The critically acclaimed weekly series on law and justice, launched in 1996 at New Jersey Network is in its 19th Season with the same cutting edge coverage that has marked its long tenure.
Social and Criminal Justice, Urban Issues, Civil Rights, National Security, Government and Politics, Race and Class, Public Policy - those are the elements of the Due Process beat.
Co-hosts for Due Process are Criminal Defense and Human Rights Attorney Raymond Brown and award-winning journalist Sandra King. Sandy also writes, reports and produces Due Process along with Co-Producer Tania Ivanova.
The eyewitness, a staple of criminal prosecution and the base upon which many a conviction rests. But scientific studies on observation and memory - especially in times of stress - have increasingly raised doubts about eyewitness reliability and fears of faulty verdicts.
On this edition of Due Process, the dilemma of the pivotal eyewitness, whose testimony may be sincere, but mistaken, or maliciously manufactured or coerced.
Sandra King's opening mini-doc recalls 17 years of Due Process coverage of exonerated inmates, most of whom were convicted and imprisoned on the word of eyewitnesses to the crime, years later - sometimes after decades of an innocent man's incarceration - proven wrong.

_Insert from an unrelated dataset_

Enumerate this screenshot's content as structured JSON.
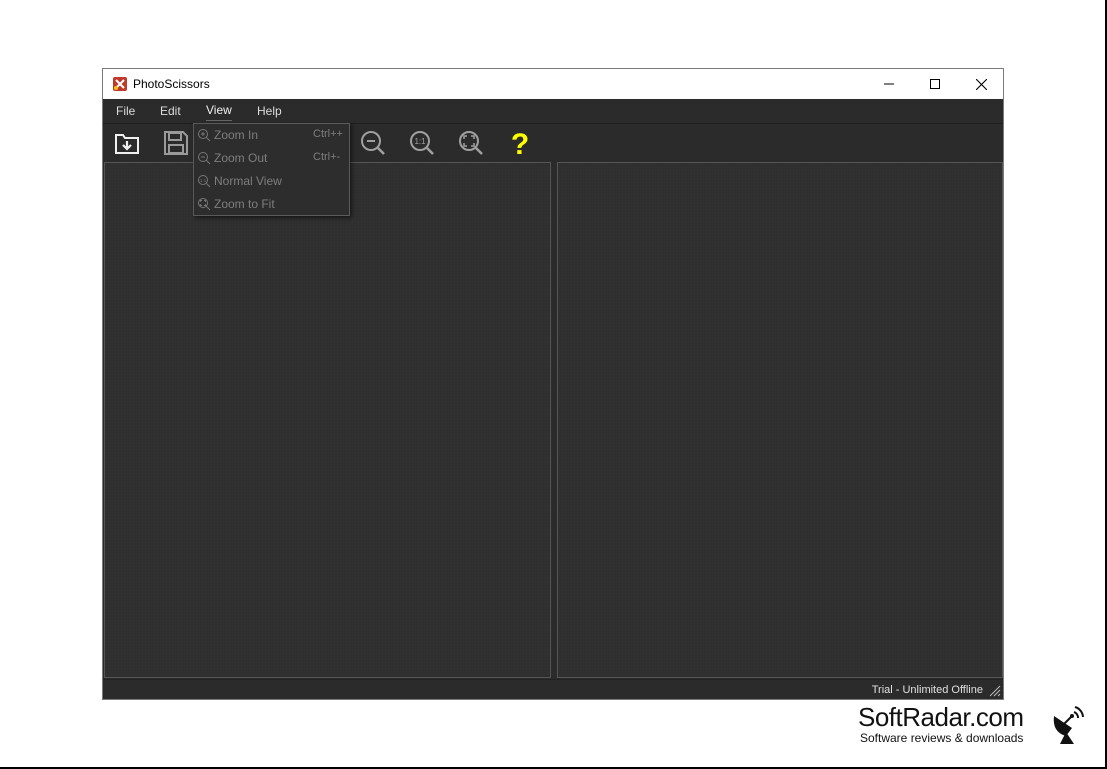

With the State Supreme Court now requiring tighter rules of interrogation and judicial warnings to jurors, New Jersey continues to lead the country in efforts begun over a decade ago by then-Attorney General John Farmer, who first reformed the rules for investigative techniques like perp photo displays and lineups.